One class of circumstances which will raise the presumption that undue influence was used in procuring another to enter into a contract is where the party benefited stood in some such relation to him as to render him peculiarly subject to influence. Parental or quasi parental relations subsisting between promisor and promisee, or grantor and grantee, will raise this presumption.46 Where an orphan who had been living with her uncle for seven years became security for him soon after attaining- her majority, it was said by the court, adverting to the fact that the security was obtained, through the influence of one standing in loco parentis, from the object of his protection and care: "This is a transaction which, under ordinary circumstances, this court will not allow. * * * This court does not interfere to prevent an act, even of bounty, between parent and child, but it will take care (under the circumstances in which the parent and child are placed before the emancipation of the child) that such child is placed in such a position as will enable him to form an entirely free and unfettered judgment, independent altogether of any sort of control." 46
See "Contracts," Dec. Dig. (Key-No.) § 96; Cent. Dig. §§ Ml, 1155, 1169; "Wills," Dec. Dig. (Key-No.) §§ 155-159; Cent. Dig. §§ S75-3S7.
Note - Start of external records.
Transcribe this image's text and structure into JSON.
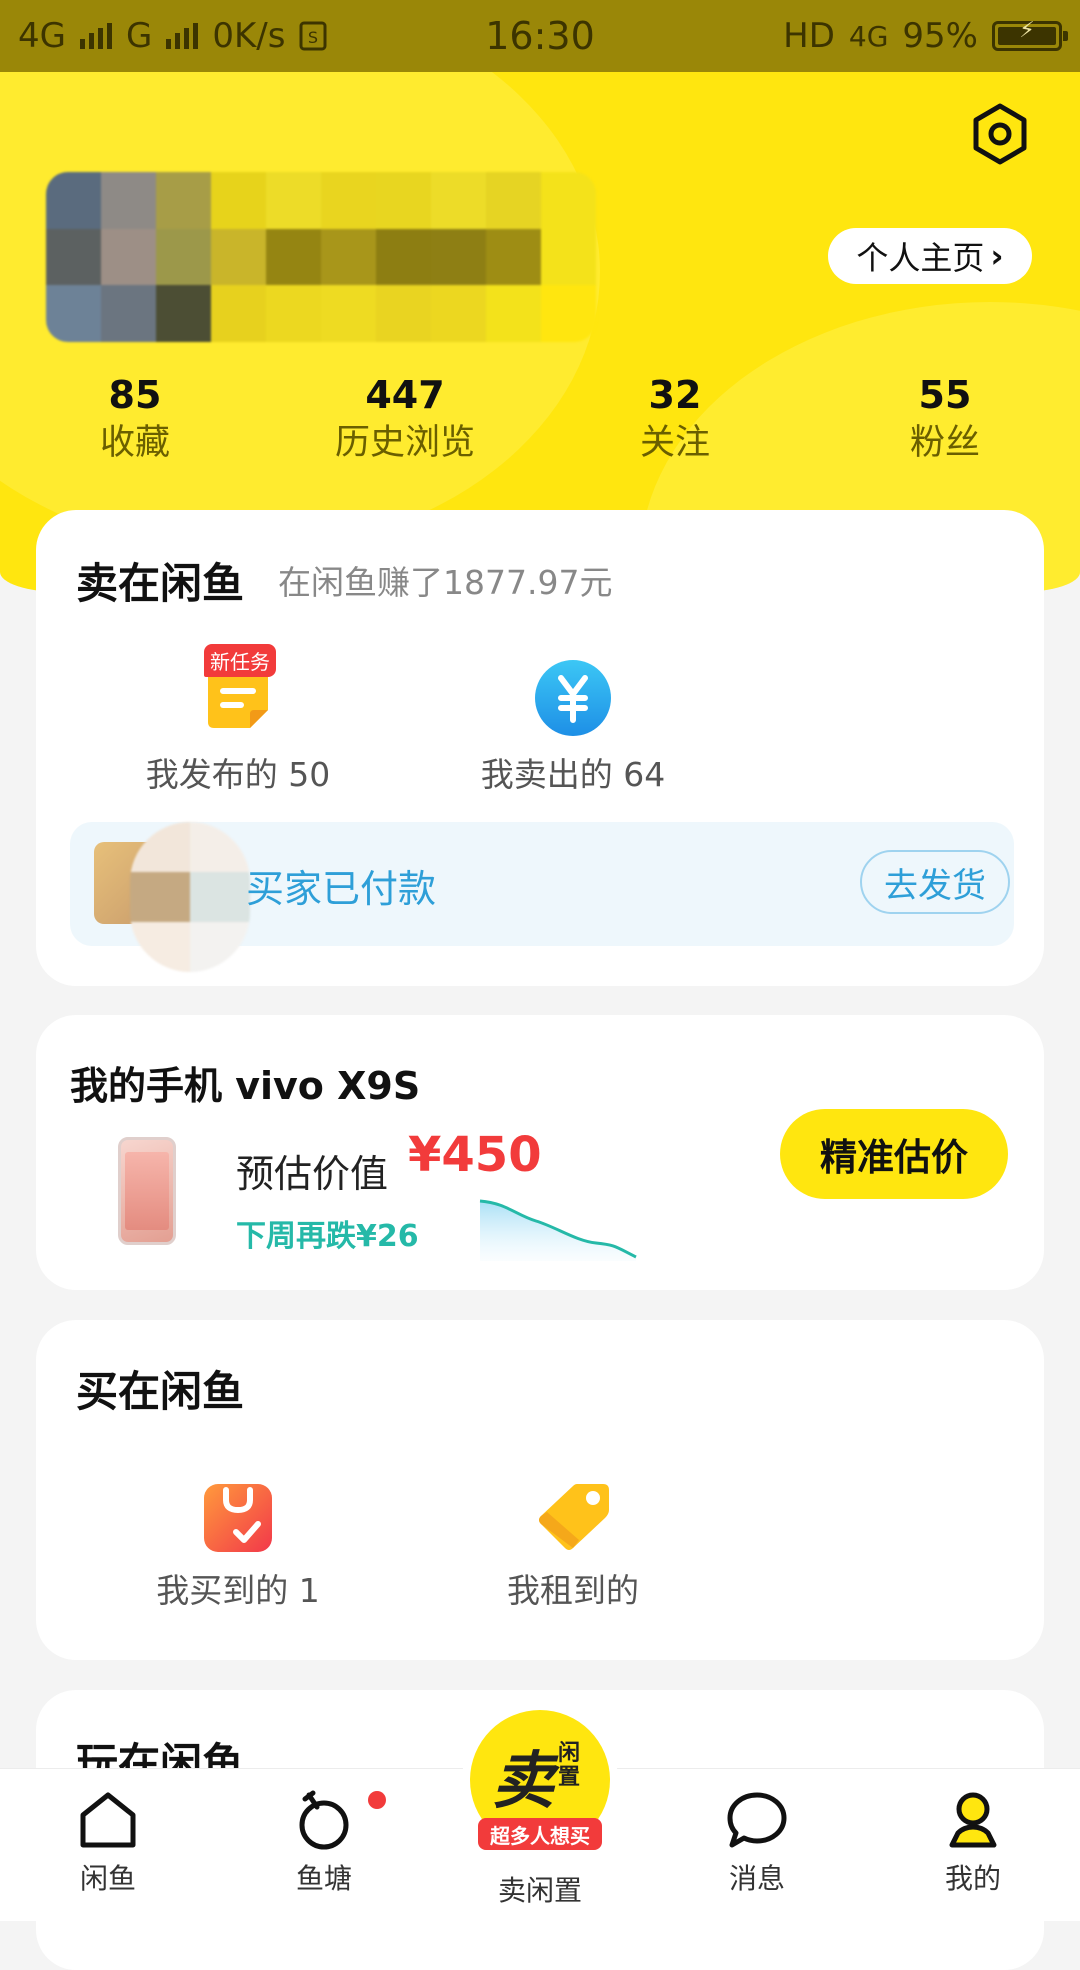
{
  "status_bar": {
    "network_left": "4G",
    "network_mid": "G",
    "speed": "0K/s",
    "time": "16:30",
    "hd": "HD",
    "network_right": "4G",
    "battery": "95%"
  },
  "header": {
    "profile_button": "个人主页",
    "stats": [
      {
        "value": "85",
        "label": "收藏"
      },
      {
        "value": "447",
        "label": "历史浏览"
      },
      {
        "value": "32",
        "label": "关注"
      },
      {
        "value": "55",
        "label": "粉丝"
      }
    ]
  },
  "sell_section": {
    "title": "卖在闲鱼",
    "subtitle": "在闲鱼赚了1877.97元",
    "badge": "新任务",
    "items": [
      {
        "label": "我发布的 50",
        "icon": "published-note-icon"
      },
      {
        "label": "我卖出的 64",
        "icon": "yuan-icon"
      }
    ],
    "notice": {
      "text": "买家已付款",
      "button": "去发货"
    }
  },
  "phone_section": {
    "title": "我的手机 vivo X9S",
    "estimate_label": "预估价值",
    "price": "¥450",
    "trend": "下周再跌¥26",
    "button": "精准估价"
  },
  "buy_section": {
    "title": "买在闲鱼",
    "items": [
      {
        "label": "我买到的 1",
        "icon": "shopping-bag-icon"
      },
      {
        "label": "我租到的",
        "icon": "tag-icon"
      }
    ]
  },
  "play_section": {
    "title": "玩在闲鱼"
  },
  "tab_bar": {
    "tabs": [
      {
        "label": "闲鱼"
      },
      {
        "label": "鱼塘"
      },
      {
        "label": "卖闲置"
      },
      {
        "label": "消息"
      },
      {
        "label": "我的"
      }
    ],
    "sell_big": "卖",
    "sell_small": "闲置",
    "sell_ribbon": "超多人想买"
  },
  "colors": {
    "brand_yellow": "#ffe60f",
    "price_red": "#f23b3b",
    "trend_teal": "#25b9a8",
    "notice_blue": "#2e9fd8"
  }
}
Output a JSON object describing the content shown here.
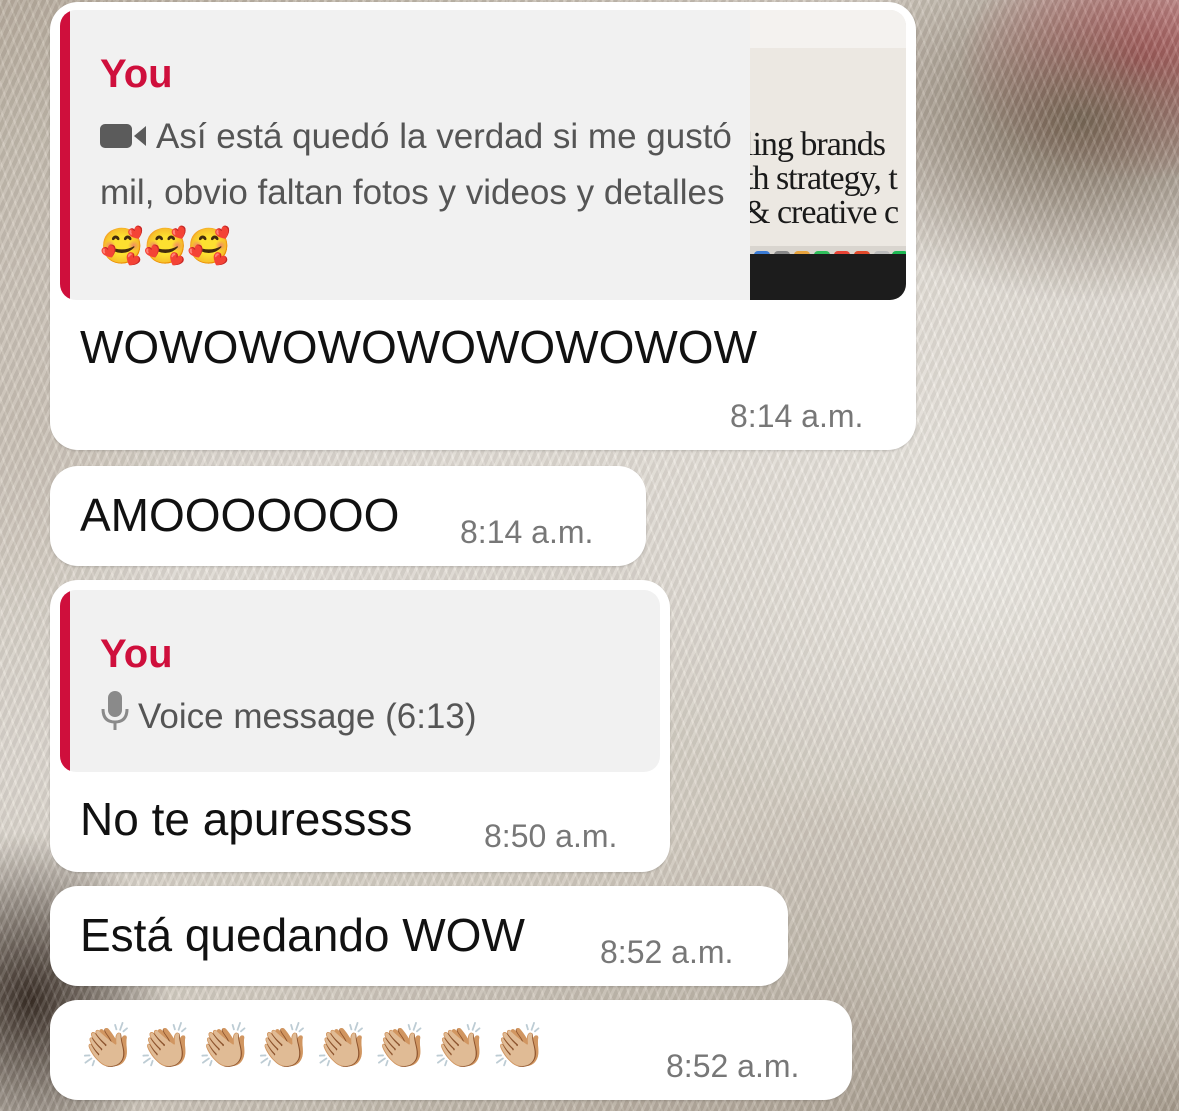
{
  "messages": [
    {
      "reply": {
        "author": "You",
        "icon": "video-camera-icon",
        "text": "Así está quedó la verdad si me gustó mil, obvio faltan fotos y videos y detalles 🥰🥰🥰",
        "thumbnail_headline": "ling brands th strategy, t & creative c"
      },
      "text": "WOWOWOWOWOWOWOWOW",
      "time": "8:14 a.m."
    },
    {
      "text": "AMOOOOOOO",
      "time": "8:14 a.m."
    },
    {
      "reply": {
        "author": "You",
        "icon": "microphone-icon",
        "text": "Voice message (6:13)"
      },
      "text": "No te apuressss",
      "time": "8:50 a.m."
    },
    {
      "text": "Está quedando WOW",
      "time": "8:52 a.m."
    },
    {
      "text": "👏🏼👏🏼👏🏼👏🏼👏🏼👏🏼👏🏼👏🏼",
      "time": "8:52 a.m."
    }
  ],
  "colors": {
    "reply_accent": "#cf0f3c",
    "bubble": "#ffffff",
    "quote_background": "#f1f1f1"
  }
}
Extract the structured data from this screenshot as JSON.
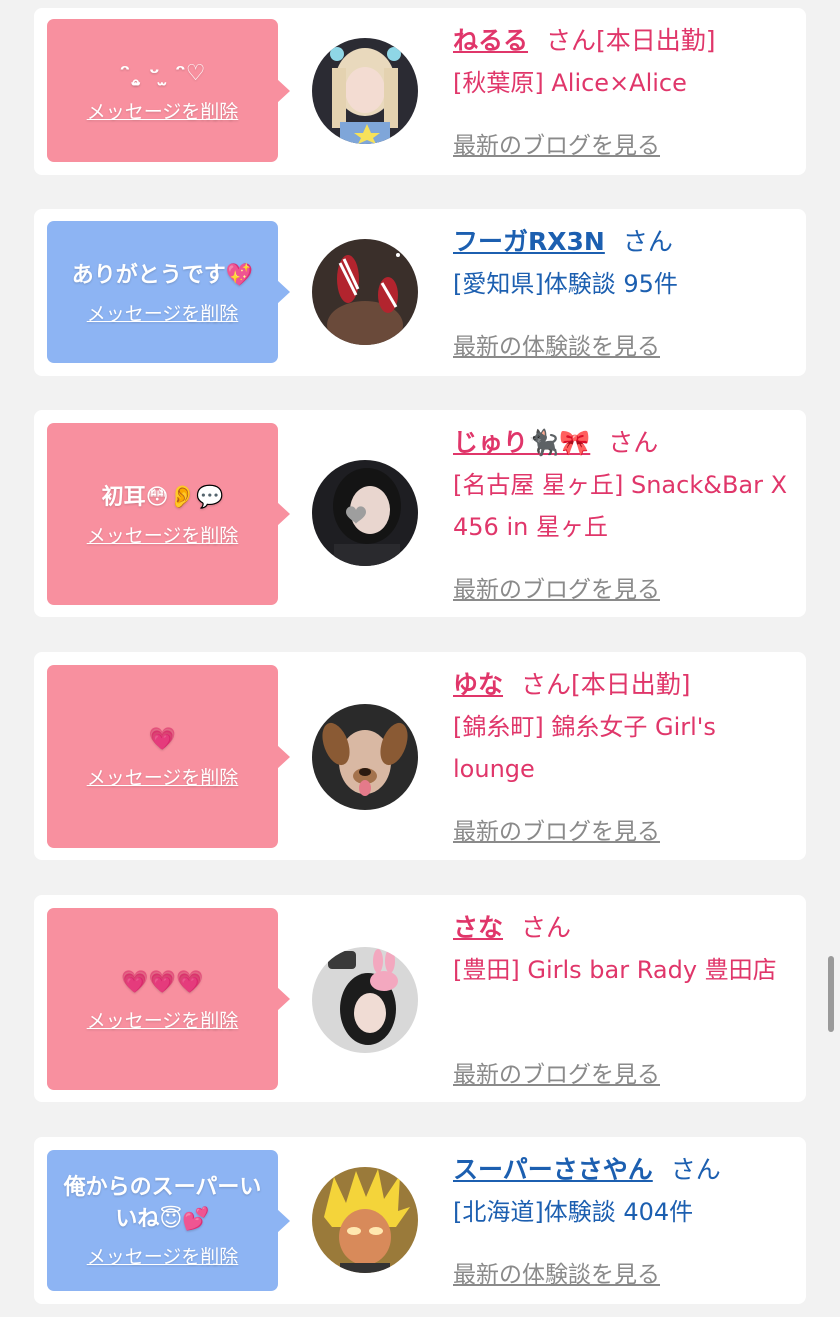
{
  "delete_label": "メッセージを削除",
  "san": "さん",
  "colors": {
    "pink_bubble": "#f8909f",
    "blue_bubble": "#8db4f3",
    "pink_text": "#e0366a",
    "blue_text": "#1c5fb0"
  },
  "cards": [
    {
      "message": "ᵔ˳̫ ᵕ ̫ ᵔ♡",
      "name": "ねるる",
      "suffix": "[本日出勤]",
      "detail": "[秋葉原] Alice×Alice",
      "more": "最新のブログを見る",
      "avatar_icon": "avatar-blonde-girl"
    },
    {
      "message": "ありがとうです💖",
      "name": "フーガRX3N",
      "suffix": "",
      "detail": "[愛知県]体験談 95件",
      "more": "最新の体験談を見る",
      "avatar_icon": "avatar-costume"
    },
    {
      "message": "初耳😳👂💬",
      "name": "じゅり🐈‍⬛🎀",
      "suffix": "",
      "detail": "[名古屋 星ヶ丘] Snack&Bar X 456 in 星ヶ丘",
      "more": "最新のブログを見る",
      "avatar_icon": "avatar-dark-hair-girl"
    },
    {
      "message": "💗",
      "name": "ゆな",
      "suffix": "[本日出勤]",
      "detail": "[錦糸町] 錦糸女子 Girl's lounge",
      "more": "最新のブログを見る",
      "avatar_icon": "avatar-dog-filter"
    },
    {
      "message": "💗💗💗",
      "name": "さな",
      "suffix": "",
      "detail": "[豊田] Girls bar Rady 豊田店",
      "more": "最新のブログを見る",
      "avatar_icon": "avatar-bunny-sticker"
    },
    {
      "message": "俺からのスーパーいいね😇💕",
      "name": "スーパーささやん",
      "suffix": "",
      "detail": "[北海道]体験談 404件",
      "more": "最新の体験談を見る",
      "avatar_icon": "avatar-super-saiyan"
    }
  ]
}
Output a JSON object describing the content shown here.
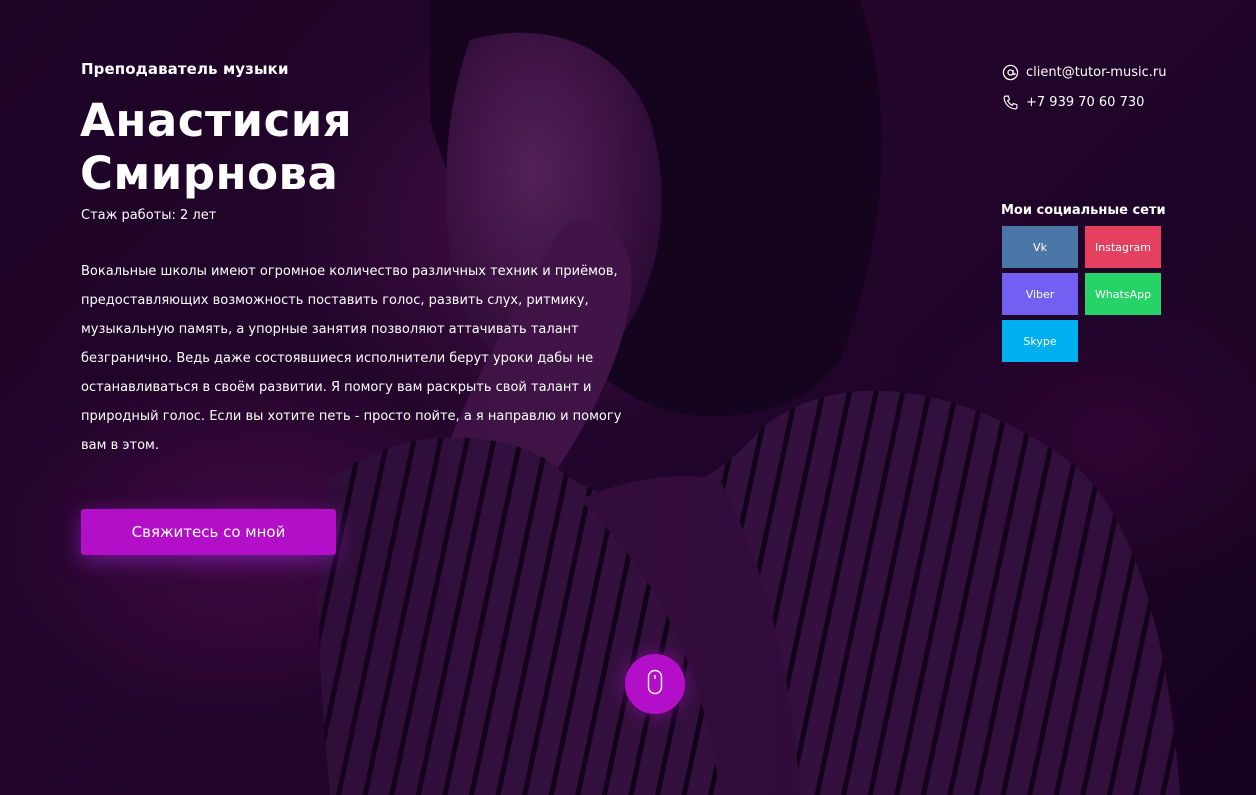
{
  "profile": {
    "role": "Преподаватель музыки",
    "first_name": "Анастисия",
    "last_name": "Смирнова",
    "experience": "Стаж работы: 2 лет",
    "description": "Вокальные школы имеют огромное количество различных техник и приёмов, предоставляющих возможность поставить голос, развить слух, ритмику, музыкальную память, а упорные занятия позволяют аттачивать талант безгранично. Ведь даже состоявшиеся исполнители берут уроки дабы не останавливаться в своём развитии. Я помогу вам раскрыть свой талант и природный голос. Если вы хотите петь - просто пойте, а я направлю и помогу вам в этом."
  },
  "cta": {
    "label": "Свяжитесь со мной"
  },
  "contacts": {
    "email": "client@tutor-music.ru",
    "phone": "+7 939 70 60 730",
    "email_icon": "at-sign-icon",
    "phone_icon": "phone-icon"
  },
  "socials": {
    "title": "Мои социальные сети",
    "items": [
      {
        "label": "Vk",
        "color": "#4a76a8"
      },
      {
        "label": "Instagram",
        "color": "#e4405f"
      },
      {
        "label": "Viber",
        "color": "#7360f2"
      },
      {
        "label": "WhatsApp",
        "color": "#25d366"
      },
      {
        "label": "Skype",
        "color": "#00aff0"
      }
    ]
  },
  "scroll": {
    "icon": "mouse-icon"
  },
  "colors": {
    "accent": "#b40fc8",
    "background": "#1b0325"
  }
}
42 McPARLAND v. LARKIN, 155 I11. 84, 39 N. E. 609, Throckmorton Cas. Contracts, 212; Dent. v. Bennett, 4 Mylne & C. 269; Cowee v. Cornell, 75 N. Y. 91, 31 Am. Rep. 428, at page 99; Fisher v. Bishop, 10S N. T. 25, 15 N. E. 331, 2 Am. St. Rep. 357; Woodbury v. Woodbury, 141 Mass. 329, 5 N. E. 275, 55 m. Rep. 479; Greenfield's Estate, 14 Pa. 489; Jones v. Lloyd, 117 I11. 597, 7 N. E. 119; Sands v. Sands, 112 I11. 225; Ward y. Armstrong, 84 111. 151; Zeigler v. Hughes, 55 I11. 288; Jennings v. McConnel, 17 I11. 148; Casey v. Casey, 14 ILL 112. See "Contracts," Dec. Dig. (Key-No.) § 96; Cent. Dig. §§ 441, 1169.
43 Ante, p. 144. The acceptance of a voluntary donation throws upon the acceptor the necessity of proving that the transaction was just Houghton v. Houghton, 15 Beav. 299. See "Gifts," Dec. Dig. (Key-No.) § 47; Cent. Dig. §§ 81-86"; "Parent and Child," Cent. Dig. § 181.
44 Anson, Cont. (4th Ed.) 16G.
45 Taylor v. Taylor, 8 How. 183, 12 L. Ed. 1040; Miskey's Appeal, 107 Pa. 611; Noble's Adm'r v. Moses, 81 Ala. 530, 1 South. 217, 00 Am. Rep. 175; Highberger v. Stifiler, 21 Md. 338, 83 Am. Dec. 593; Berkmeyer v. Kellerman, 32 Ohio St. 239, 30 Am. Rep. 577; Brown v. Burbank, G4 Cal 99, 27 Pac. 940: Clutter v. Clutter, 4 S. W. 182, 8 Ky. Law Rep. 956; Sayles v. Christie, 187
The term "parental relations" applies, not only to the actual relation of parent and child, and of one in loco parentis and child, but extends to husband and wife, brother and brother or sister, and to all cases in which one member of a family, from age, character, or. circumstances, exercises a substantial preponderance of authority in the family councils.47